University of Buckingham AI centre 'will help produce the next generation of leaders in computing'
Launch event celebrates Phase 1 of the £3.2 million investment in Computing at the university
The University of Buckingham School of Computing’s Centre for Artificial Intelligence and Innovation Hub had its official opening on Friday, September 3, at an event attended by more than 50 guests.
Lord Clement Jones, a former chair of the House of Lords Select Committee on Artificial Intelligence, cut the ribbon to declare the centre open, accompanied by chief executive of the Bucks Local Enterprise Partnership (BLEP) Richard Harrington, university vice-chancellor James Tooley and the dean of the Faculty of Computing, Law and Psychology, Dr Harin Sellahewa.
The launch celebrates Phase 1 of the £3.2 million investment in Computing at Buckingham - a joint partnership between the university and BLEP.
BLEP has provided half the funding for the new Centre for AI and also for an iHub, with labs, equipment and space for start-ups.
There is also a Living Lab, for research involving students, academics and businesses developing and commercialising new products and services.
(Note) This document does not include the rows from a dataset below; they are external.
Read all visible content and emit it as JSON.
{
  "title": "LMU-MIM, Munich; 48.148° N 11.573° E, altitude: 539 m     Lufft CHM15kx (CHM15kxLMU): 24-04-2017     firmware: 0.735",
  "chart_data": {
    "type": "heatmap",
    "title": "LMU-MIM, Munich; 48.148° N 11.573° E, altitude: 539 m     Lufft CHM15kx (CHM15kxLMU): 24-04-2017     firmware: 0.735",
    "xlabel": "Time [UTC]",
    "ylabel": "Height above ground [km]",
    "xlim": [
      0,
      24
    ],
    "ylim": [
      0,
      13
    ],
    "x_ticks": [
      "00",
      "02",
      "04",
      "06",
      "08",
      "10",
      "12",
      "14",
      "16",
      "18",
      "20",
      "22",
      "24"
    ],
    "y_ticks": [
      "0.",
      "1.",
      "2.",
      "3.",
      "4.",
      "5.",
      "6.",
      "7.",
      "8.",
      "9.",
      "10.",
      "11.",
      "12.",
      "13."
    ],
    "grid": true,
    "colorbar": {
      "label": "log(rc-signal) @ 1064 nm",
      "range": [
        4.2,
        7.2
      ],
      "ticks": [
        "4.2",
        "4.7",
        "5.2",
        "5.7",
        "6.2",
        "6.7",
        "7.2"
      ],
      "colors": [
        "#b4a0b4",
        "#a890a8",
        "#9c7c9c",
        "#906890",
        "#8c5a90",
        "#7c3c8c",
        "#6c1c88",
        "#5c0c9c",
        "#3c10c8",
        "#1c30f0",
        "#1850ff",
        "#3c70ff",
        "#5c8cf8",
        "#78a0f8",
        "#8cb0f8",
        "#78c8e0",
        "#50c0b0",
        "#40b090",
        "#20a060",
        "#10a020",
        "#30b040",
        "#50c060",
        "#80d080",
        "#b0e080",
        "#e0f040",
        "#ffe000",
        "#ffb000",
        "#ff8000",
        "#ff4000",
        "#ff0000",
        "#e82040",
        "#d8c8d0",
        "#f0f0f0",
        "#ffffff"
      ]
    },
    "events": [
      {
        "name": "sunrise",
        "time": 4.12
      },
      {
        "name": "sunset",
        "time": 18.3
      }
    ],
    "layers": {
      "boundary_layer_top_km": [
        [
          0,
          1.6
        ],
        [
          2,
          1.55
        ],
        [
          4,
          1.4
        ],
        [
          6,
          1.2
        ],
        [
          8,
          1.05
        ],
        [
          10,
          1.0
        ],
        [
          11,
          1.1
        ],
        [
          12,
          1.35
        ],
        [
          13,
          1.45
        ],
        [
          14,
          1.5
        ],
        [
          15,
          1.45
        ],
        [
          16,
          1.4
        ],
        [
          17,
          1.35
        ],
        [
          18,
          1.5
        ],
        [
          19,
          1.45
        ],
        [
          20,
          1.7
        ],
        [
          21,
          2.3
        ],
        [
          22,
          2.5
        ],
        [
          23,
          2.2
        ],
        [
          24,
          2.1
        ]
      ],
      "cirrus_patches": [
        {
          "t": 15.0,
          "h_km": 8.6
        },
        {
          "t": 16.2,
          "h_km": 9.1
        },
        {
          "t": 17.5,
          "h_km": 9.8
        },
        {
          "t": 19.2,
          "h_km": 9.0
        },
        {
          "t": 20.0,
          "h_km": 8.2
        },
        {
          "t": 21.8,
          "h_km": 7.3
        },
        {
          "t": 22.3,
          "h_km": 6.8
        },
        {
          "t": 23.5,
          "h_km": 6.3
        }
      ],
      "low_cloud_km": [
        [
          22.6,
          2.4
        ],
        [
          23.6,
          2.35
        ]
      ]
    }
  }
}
The plan is for it to complement existing Living Labs, Clusters and Innovation Centres in Buckinghamshire to help drive economic growth and create new skills in line with Buckinghamshire Local Industrial Strategy.
As part of the project, the School of Computing has acquired specialist equipment for artificial intelligence (AI), cybersecurity, games, virtual reality and robotics programmes.
The university is the first organisation in the UK to have Birdly, a virtual reality flying machine that enables the user to fly over landscapes and cities of the world using virtual reality.
It also possesses Spot, the mobile canine robot by Boston Dynamics, single-arm Yumi robots and state-of-the-art virtual and augmented reality headsets.
With Buckinghamshire leading the way in AI and robotics, the university is working with local businesses through projects involving computing students.
Lord Clement Jones said: “I am thrilled to open this trailblazing Computing Department. It’s fantastic to see the partnership between the local LEP and the university resulting in pioneering AI and robotics equipment which will help produce the next generation of leaders in computing and the development of groundbreaking technology in Buckinghamshire.”
Richard Harrington said: “Bucks LEP is delighted to be contributing £1.6 million of Local Growth Funds into the University of Buckingham’s centre for Artificial Intelligence and Innovation.
"This match investment aims to address the gap in academic application and ethical research into the use of AI.
"The opportunities provided by the application of AI are of growing importance to Buckinghamshire businesses and we are supporting the university to work collaboratively in this field with entrepreneurial businesses.
"It will enhance Buckinghamshire’s pivotal position to help attract inward investment and create a step change in local economic growth.”
Vice-chancellor James Tooley said: “We are extremely grateful to Buckinghamshire LEP for jointly funding this state-of-the art equipment. I know our faculty and students will benefit immensely from the newly refurbished computer labs."
Dr Harin Sellahewa said: “We are very grateful for the BLEP funding which enables us to lead the way with AI, cyber security, immersive technologies and robotics.
"We want our students to be developing the next generation of autonomous systems and innovative applications that solve real and complex problems.
"Our region is home to innovators in agriculture technology, motor racing, driverless cars, robotics and satellite technologies, to whom we can provide graduates with the digital and analytical skills which are in demand.”
Guests at the opening included the Mayor of Buckingham, Margaret Gateley, former High Sheriff Milly Soames and local councillors. Students and lecturers demonstrated equipment and guests toured the refurbished labs before enjoying a buffet lunch.